Tachinid flies

This topic contains 3 replies, has 4 voices, and was last updated by  Caryl 2 years, 11 months ago.

  • Creator
    Topic
  • #15343

    Jacqui
    Keymaster

    The fly on this video looks like the sort of fly you’d find around your house, but it’s much smaller.

    http://www.youtube.com/watch?v=5llTAwSVyeA

    I don’t think I would have thought much about seeing something like this around my garden or greenhouse, but I’ll be even more observant now.

    Who has seen tachinids in their garden or greenhouse? Please tell us what to look for – size, colour etc. I realise I’ve been pronouncing the name wrong too… will practice ‘ta-KAI-nid’. :)

Viewing 3 replies - 1 through 3 (of 3 total)
  • Author
    Replies
  • #48719

    Caryl
    Moderator

    Excellent video Jacqui. Thanks for posting it. Caryl

    #48718

    butterflymusketeers
    Participant

    Hi is this still the case in NZ no reports? This makes my skin crawl reading about the flies, seen a couple of videos of them breaking the Cat in half and eggs falling out the Cat body – horrible.

    #30509

    NormTwigge
    Keymaster
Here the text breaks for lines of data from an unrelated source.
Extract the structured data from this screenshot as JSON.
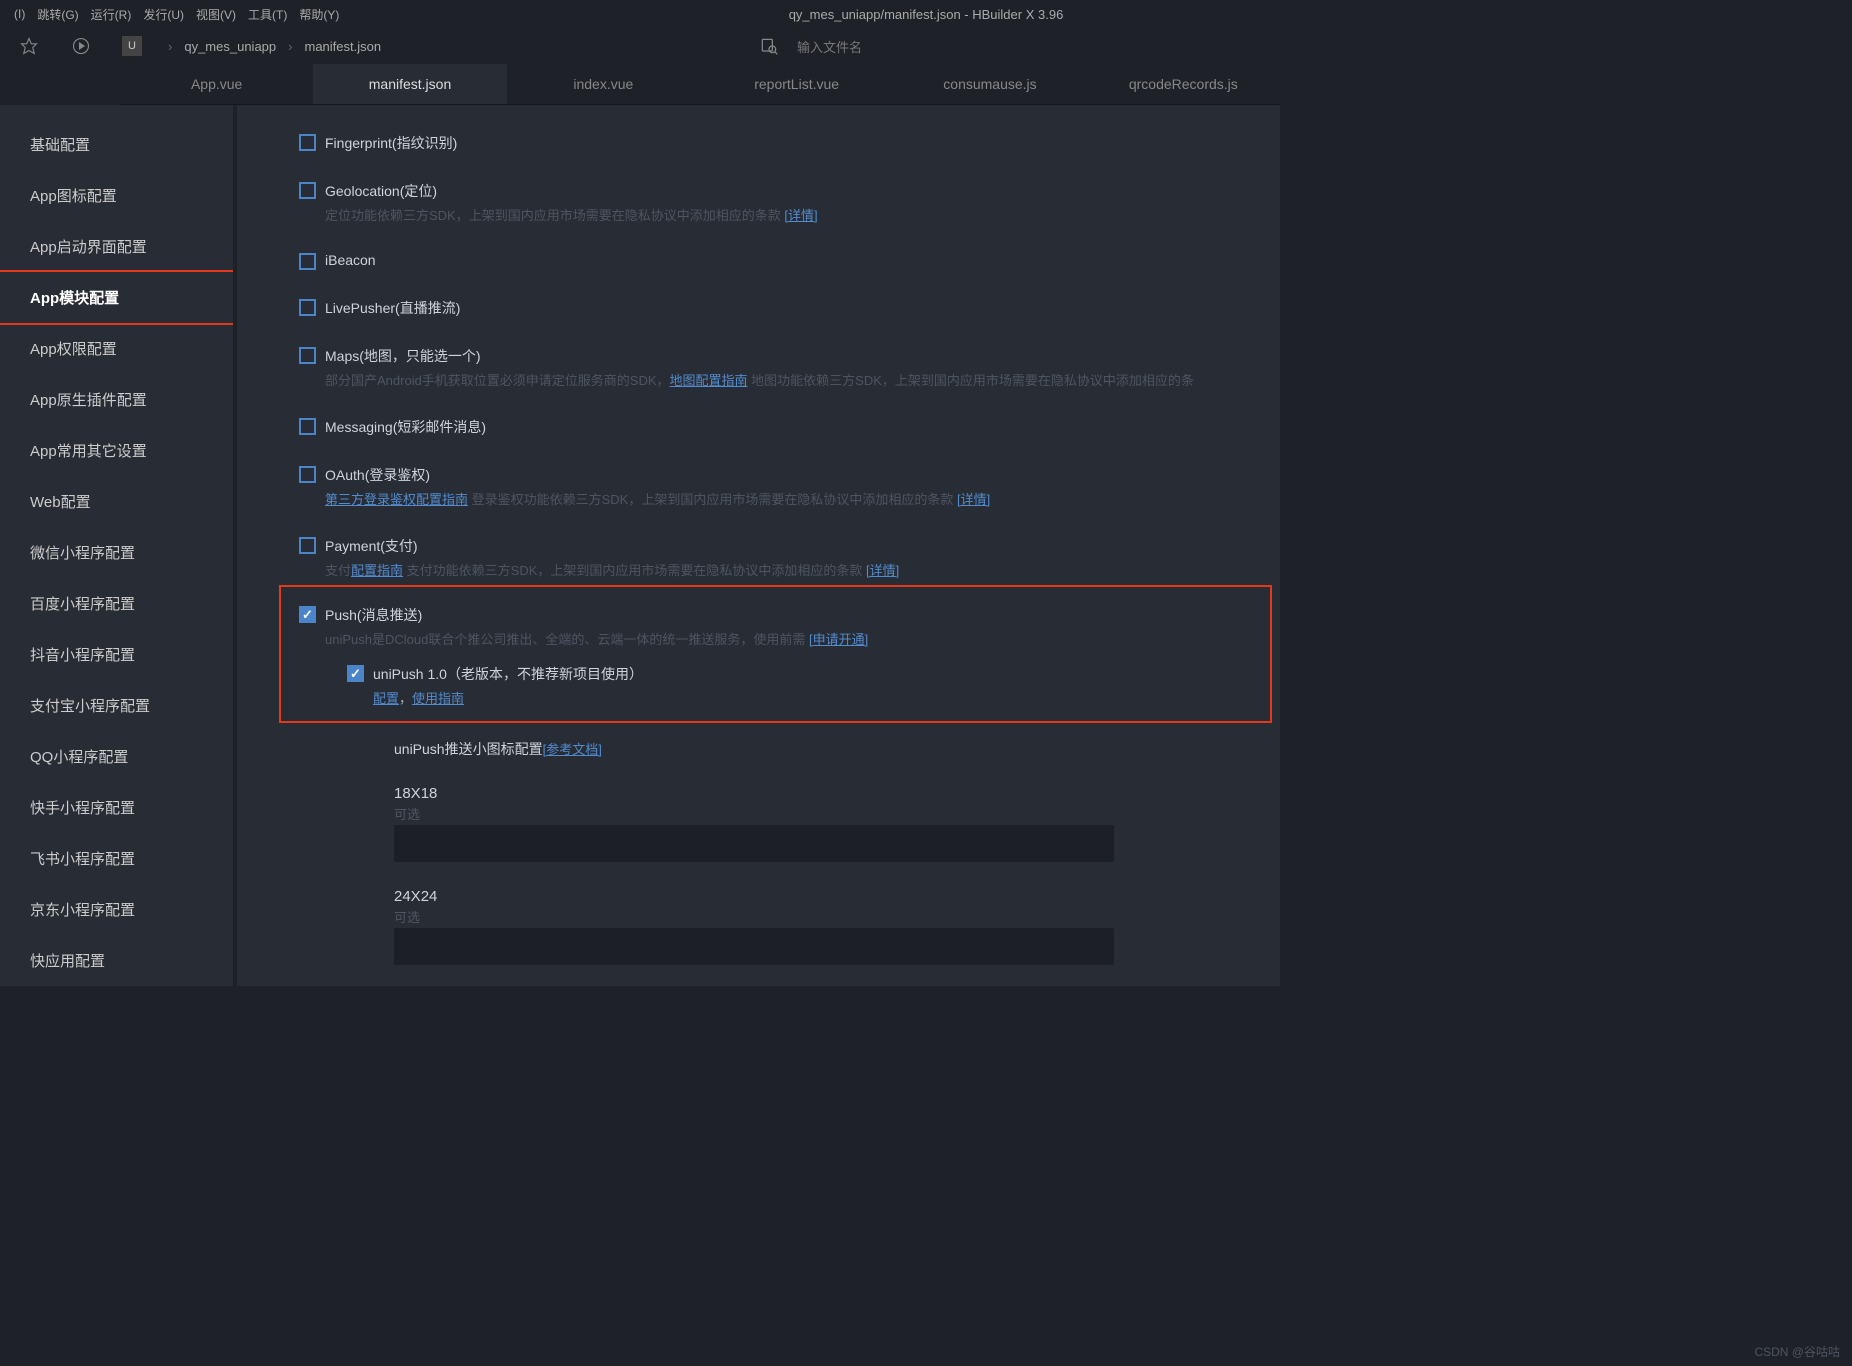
{
  "menubar": {
    "items": [
      "(I)",
      "跳转(G)",
      "运行(R)",
      "发行(U)",
      "视图(V)",
      "工具(T)",
      "帮助(Y)"
    ]
  },
  "window_title": "qy_mes_uniapp/manifest.json - HBuilder X 3.96",
  "breadcrumb": {
    "project": "qy_mes_uniapp",
    "file": "manifest.json"
  },
  "search": {
    "placeholder": "输入文件名"
  },
  "tabs": [
    {
      "label": "App.vue",
      "active": false
    },
    {
      "label": "manifest.json",
      "active": true
    },
    {
      "label": "index.vue",
      "active": false
    },
    {
      "label": "reportList.vue",
      "active": false
    },
    {
      "label": "consumause.js",
      "active": false
    },
    {
      "label": "qrcodeRecords.js",
      "active": false
    }
  ],
  "sidebar": {
    "items": [
      {
        "label": "基础配置",
        "active": false
      },
      {
        "label": "App图标配置",
        "active": false
      },
      {
        "label": "App启动界面配置",
        "active": false
      },
      {
        "label": "App模块配置",
        "active": true,
        "highlight": true
      },
      {
        "label": "App权限配置",
        "active": false
      },
      {
        "label": "App原生插件配置",
        "active": false
      },
      {
        "label": "App常用其它设置",
        "active": false
      },
      {
        "label": "Web配置",
        "active": false
      },
      {
        "label": "微信小程序配置",
        "active": false
      },
      {
        "label": "百度小程序配置",
        "active": false
      },
      {
        "label": "抖音小程序配置",
        "active": false
      },
      {
        "label": "支付宝小程序配置",
        "active": false
      },
      {
        "label": "QQ小程序配置",
        "active": false
      },
      {
        "label": "快手小程序配置",
        "active": false
      },
      {
        "label": "飞书小程序配置",
        "active": false
      },
      {
        "label": "京东小程序配置",
        "active": false
      },
      {
        "label": "快应用配置",
        "active": false
      }
    ]
  },
  "modules": {
    "fingerprint": {
      "label": "Fingerprint(指纹识别)"
    },
    "geolocation": {
      "label": "Geolocation(定位)",
      "desc_pre": "定位功能依赖三方SDK，上架到国内应用市场需要在隐私协议中添加相应的条款 ",
      "desc_link": "[详情]"
    },
    "ibeacon": {
      "label": "iBeacon"
    },
    "livepusher": {
      "label": "LivePusher(直播推流)"
    },
    "maps": {
      "label": "Maps(地图，只能选一个)",
      "desc_pre": "部分国产Android手机获取位置必须申请定位服务商的SDK，",
      "desc_link1": "地图配置指南",
      "desc_mid": " 地图功能依赖三方SDK，上架到国内应用市场需要在隐私协议中添加相应的条"
    },
    "messaging": {
      "label": "Messaging(短彩邮件消息)"
    },
    "oauth": {
      "label": "OAuth(登录鉴权)",
      "desc_link1": "第三方登录鉴权配置指南",
      "desc_mid": " 登录鉴权功能依赖三方SDK，上架到国内应用市场需要在隐私协议中添加相应的条款 ",
      "desc_link2": "[详情]"
    },
    "payment": {
      "label": "Payment(支付)",
      "desc_pre": "支付",
      "desc_link1": "配置指南",
      "desc_mid": " 支付功能依赖三方SDK，上架到国内应用市场需要在隐私协议中添加相应的条款 ",
      "desc_link2": "[详情]"
    },
    "push": {
      "label": "Push(消息推送)",
      "desc_pre": "uniPush是DCloud联合个推公司推出、全端的、云端一体的统一推送服务，使用前需 ",
      "desc_link": "[申请开通]",
      "sub": {
        "label": "uniPush 1.0（老版本，不推荐新项目使用）",
        "link1": "配置",
        "sep": "，",
        "link2": "使用指南"
      }
    },
    "icon_section": {
      "title_pre": "uniPush推送小图标配置",
      "title_link": "[参考文档]",
      "s18": "18X18",
      "s24": "24X24",
      "optional": "可选"
    }
  },
  "watermark": "CSDN @谷咕咕"
}
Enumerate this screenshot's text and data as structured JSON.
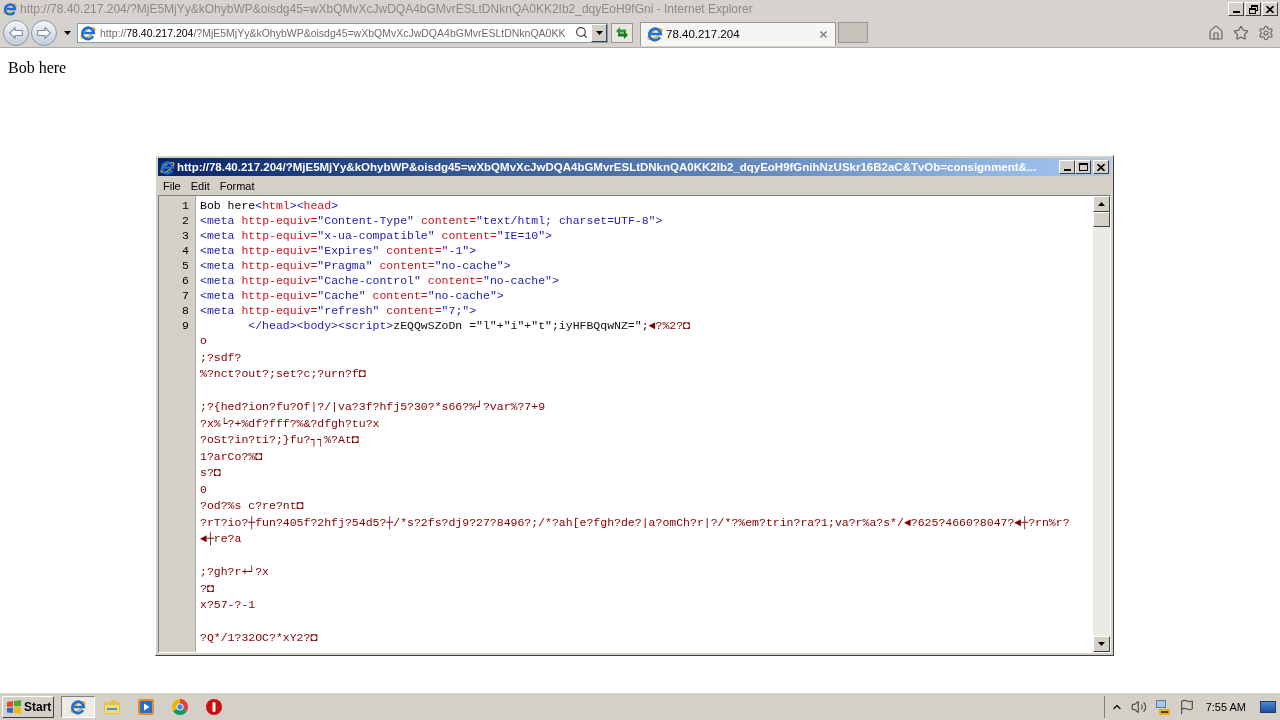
{
  "browser": {
    "title": "http://78.40.217.204/?MjE5MjYy&kOhybWP&oisdg45=wXbQMvXcJwDQA4bGMvrESLtDNknQA0KK2Ib2_dqyEoH9fGni - Internet Explorer",
    "address": {
      "scheme": "http://",
      "host": "78.40.217.204",
      "path": "/?MjE5MjYy&kOhybWP&oisdg45=wXbQMvXcJwDQA4bGMvrESLtDNknQA0KK"
    },
    "tabs": [
      {
        "label": "78.40.217.204",
        "selected": true
      }
    ]
  },
  "page": {
    "text": "Bob here"
  },
  "source_window": {
    "title": "http://78.40.217.204/?MjE5MjYy&kOhybWP&oisdg45=wXbQMvXcJwDQA4bGMvrESLtDNknQA0KK2Ib2_dqyEoH9fGnihNzUSkr16B2aC&TvOb=consignment&...",
    "menu": [
      "File",
      "Edit",
      "Format"
    ],
    "lines": [
      {
        "kind": "numbered",
        "number": "1",
        "tokens": [
          {
            "kind": "text",
            "text": "Bob here"
          },
          {
            "kind": "tag",
            "text": "<"
          },
          {
            "kind": "attr",
            "text": "html"
          },
          {
            "kind": "tag",
            "text": "><"
          },
          {
            "kind": "attr",
            "text": "head"
          },
          {
            "kind": "tag",
            "text": ">"
          }
        ]
      },
      {
        "kind": "numbered",
        "number": "2",
        "tokens": [
          {
            "kind": "tag",
            "text": "<meta "
          },
          {
            "kind": "attr",
            "text": "http-equiv="
          },
          {
            "kind": "tag",
            "text": "\"Content-Type\" "
          },
          {
            "kind": "attr",
            "text": "content="
          },
          {
            "kind": "tag",
            "text": "\"text/html; charset=UTF-8\">"
          }
        ]
      },
      {
        "kind": "numbered",
        "number": "3",
        "tokens": [
          {
            "kind": "tag",
            "text": "<meta "
          },
          {
            "kind": "attr",
            "text": "http-equiv="
          },
          {
            "kind": "tag",
            "text": "\"x-ua-compatible\" "
          },
          {
            "kind": "attr",
            "text": "content="
          },
          {
            "kind": "tag",
            "text": "\"IE=10\">"
          }
        ]
      },
      {
        "kind": "numbered",
        "number": "4",
        "tokens": [
          {
            "kind": "tag",
            "text": "<meta "
          },
          {
            "kind": "attr",
            "text": "http-equiv="
          },
          {
            "kind": "tag",
            "text": "\"Expires\" "
          },
          {
            "kind": "attr",
            "text": "content="
          },
          {
            "kind": "tag",
            "text": "\"-1\">"
          }
        ]
      },
      {
        "kind": "numbered",
        "number": "5",
        "tokens": [
          {
            "kind": "tag",
            "text": "<meta "
          },
          {
            "kind": "attr",
            "text": "http-equiv="
          },
          {
            "kind": "tag",
            "text": "\"Pragma\" "
          },
          {
            "kind": "attr",
            "text": "content="
          },
          {
            "kind": "tag",
            "text": "\"no-cache\">"
          }
        ]
      },
      {
        "kind": "numbered",
        "number": "6",
        "tokens": [
          {
            "kind": "tag",
            "text": "<meta "
          },
          {
            "kind": "attr",
            "text": "http-equiv="
          },
          {
            "kind": "tag",
            "text": "\"Cache-control\" "
          },
          {
            "kind": "attr",
            "text": "content="
          },
          {
            "kind": "tag",
            "text": "\"no-cache\">"
          }
        ]
      },
      {
        "kind": "numbered",
        "number": "7",
        "tokens": [
          {
            "kind": "tag",
            "text": "<meta "
          },
          {
            "kind": "attr",
            "text": "http-equiv="
          },
          {
            "kind": "tag",
            "text": "\"Cache\" "
          },
          {
            "kind": "attr",
            "text": "content="
          },
          {
            "kind": "tag",
            "text": "\"no-cache\">"
          }
        ]
      },
      {
        "kind": "numbered",
        "number": "8",
        "tokens": [
          {
            "kind": "tag",
            "text": "<meta "
          },
          {
            "kind": "attr",
            "text": "http-equiv="
          },
          {
            "kind": "tag",
            "text": "\"refresh\" "
          },
          {
            "kind": "attr",
            "text": "content="
          },
          {
            "kind": "tag",
            "text": "\"7;\">"
          }
        ]
      },
      {
        "kind": "numbered",
        "number": "9",
        "tokens": [
          {
            "kind": "tag",
            "text": "       </head><body><script>"
          },
          {
            "kind": "script",
            "text": "zEQQwSZoDn =\"l\"+\"i\"+\"t\";iyHFBQqwNZ=\";"
          },
          {
            "kind": "junk",
            "text": "◄?%2?◘"
          }
        ]
      },
      {
        "kind": "continued",
        "tokens": [
          {
            "kind": "junk",
            "text": "o"
          }
        ]
      },
      {
        "kind": "continued",
        "tokens": [
          {
            "kind": "junk",
            "text": ";?sdf?"
          }
        ]
      },
      {
        "kind": "continued",
        "tokens": [
          {
            "kind": "junk",
            "text": "%?nct?out?;set?c;?urn?f◘"
          }
        ]
      },
      {
        "kind": "blank"
      },
      {
        "kind": "continued",
        "tokens": [
          {
            "kind": "junk",
            "text": ";?{hed?ion?fu?Of|?/|va?3f?hfj5?30?*s66?%┘?var%?7+9"
          }
        ]
      },
      {
        "kind": "continued",
        "tokens": [
          {
            "kind": "junk",
            "text": "?x%└?+%df?fff?%&?dfgh?tu?x"
          }
        ]
      },
      {
        "kind": "continued",
        "tokens": [
          {
            "kind": "junk",
            "text": "?oSt?in?ti?;}fu?┐┐%?At◘"
          }
        ]
      },
      {
        "kind": "continued",
        "tokens": [
          {
            "kind": "junk",
            "text": "1?arCo?%◘"
          }
        ]
      },
      {
        "kind": "continued",
        "tokens": [
          {
            "kind": "junk",
            "text": "s?◘"
          }
        ]
      },
      {
        "kind": "continued",
        "tokens": [
          {
            "kind": "junk",
            "text": "0"
          }
        ]
      },
      {
        "kind": "continued",
        "tokens": [
          {
            "kind": "junk",
            "text": "?od?%s c?re?nt◘"
          }
        ]
      },
      {
        "kind": "continued",
        "tokens": [
          {
            "kind": "junk",
            "text": "?rT?io?┼fun?405f?2hfj?54d5?┼/*s?2fs?dj9?27?8496?;/*?ah[e?fgh?de?|a?omCh?r|?/*?%em?trin?ra?1;va?r%a?s*/◄?625?4660?8047?◄┼?rn%r?"
          }
        ]
      },
      {
        "kind": "continued",
        "tokens": [
          {
            "kind": "junk",
            "text": "◄┼re?a"
          }
        ]
      },
      {
        "kind": "blank"
      },
      {
        "kind": "continued",
        "tokens": [
          {
            "kind": "junk",
            "text": ";?gh?r+┘?x"
          }
        ]
      },
      {
        "kind": "continued",
        "tokens": [
          {
            "kind": "junk",
            "text": "?◘"
          }
        ]
      },
      {
        "kind": "continued",
        "tokens": [
          {
            "kind": "junk",
            "text": "x?57-?-1"
          }
        ]
      },
      {
        "kind": "blank"
      },
      {
        "kind": "continued",
        "tokens": [
          {
            "kind": "junk",
            "text": "?Q*/1?32OC?*xY2?◘"
          }
        ]
      }
    ]
  },
  "taskbar": {
    "start": "Start",
    "apps": [
      {
        "kind": "browser",
        "selected": true
      },
      {
        "kind": "folder",
        "selected": false
      },
      {
        "kind": "media",
        "selected": false
      },
      {
        "kind": "colorwheel",
        "selected": false
      },
      {
        "kind": "stop",
        "selected": false
      }
    ],
    "clock": "7:55 AM"
  }
}
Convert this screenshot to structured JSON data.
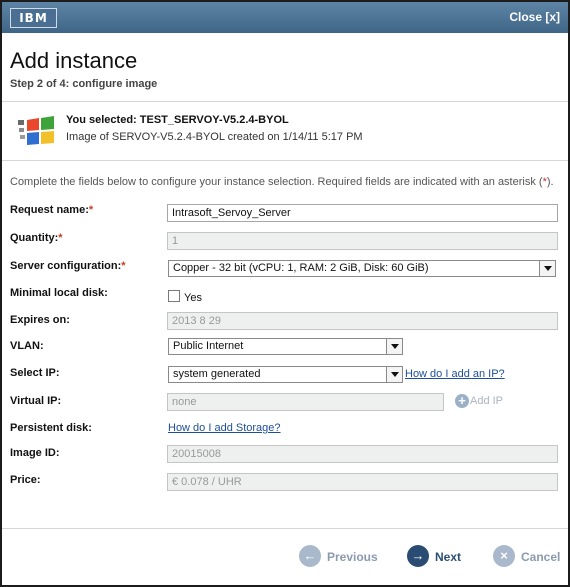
{
  "titlebar": {
    "logo": "IBM",
    "close": "Close [x]"
  },
  "page": {
    "title": "Add instance",
    "step": "Step 2 of 4: configure image"
  },
  "selection": {
    "selected": "You selected: TEST_SERVOY-V5.2.4-BYOL",
    "created": "Image of SERVOY-V5.2.4-BYOL created on 1/14/11 5:17 PM"
  },
  "intro": {
    "text": "Complete the fields below to configure your instance selection. Required fields are indicated with an asterisk (",
    "asterisk": "*",
    "tail": ")."
  },
  "form": {
    "request_name": {
      "label": "Request name:",
      "req": "*",
      "value": "Intrasoft_Servoy_Server"
    },
    "quantity": {
      "label": "Quantity:",
      "req": "*",
      "value": "1"
    },
    "server_config": {
      "label": "Server configuration:",
      "req": "*",
      "value": "Copper - 32 bit (vCPU: 1, RAM: 2 GiB, Disk: 60 GiB)"
    },
    "minimal_disk": {
      "label": "Minimal local disk:",
      "option": "Yes"
    },
    "expires": {
      "label": "Expires on:",
      "value": "2013 8 29"
    },
    "vlan": {
      "label": "VLAN:",
      "value": "Public Internet"
    },
    "select_ip": {
      "label": "Select IP:",
      "value": "system generated",
      "help": "How do I add an IP?"
    },
    "virtual_ip": {
      "label": "Virtual IP:",
      "value": "none",
      "add": "Add IP"
    },
    "persistent_disk": {
      "label": "Persistent disk:",
      "help": "How do I add Storage?"
    },
    "image_id": {
      "label": "Image ID:",
      "value": "20015008"
    },
    "price": {
      "label": "Price:",
      "value": "€ 0.078 / UHR"
    }
  },
  "footer": {
    "previous": "Previous",
    "next": "Next",
    "cancel": "Cancel"
  }
}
    New Zealand has many native tachinid fly species which parasite various moth caterpillars such as the Bag moth, Magpie moth, Cabbage tree moth and others. One species of tachinid fly is responsible a for high rate of parasitism among the Forest ringlet butterfly.
    Other species of tachinid flies have been introduced as biological control agents for specific caterpillars that feed on agricultural crops.
    Tachinids are known to parasite monarch caterpillars in Australia and North America, but there does not appear to be any records of them infecting monarchs in New Zealand.

Viewing 3 replies - 1 through 3 (of 3 total)

You must be logged in to reply to this topic.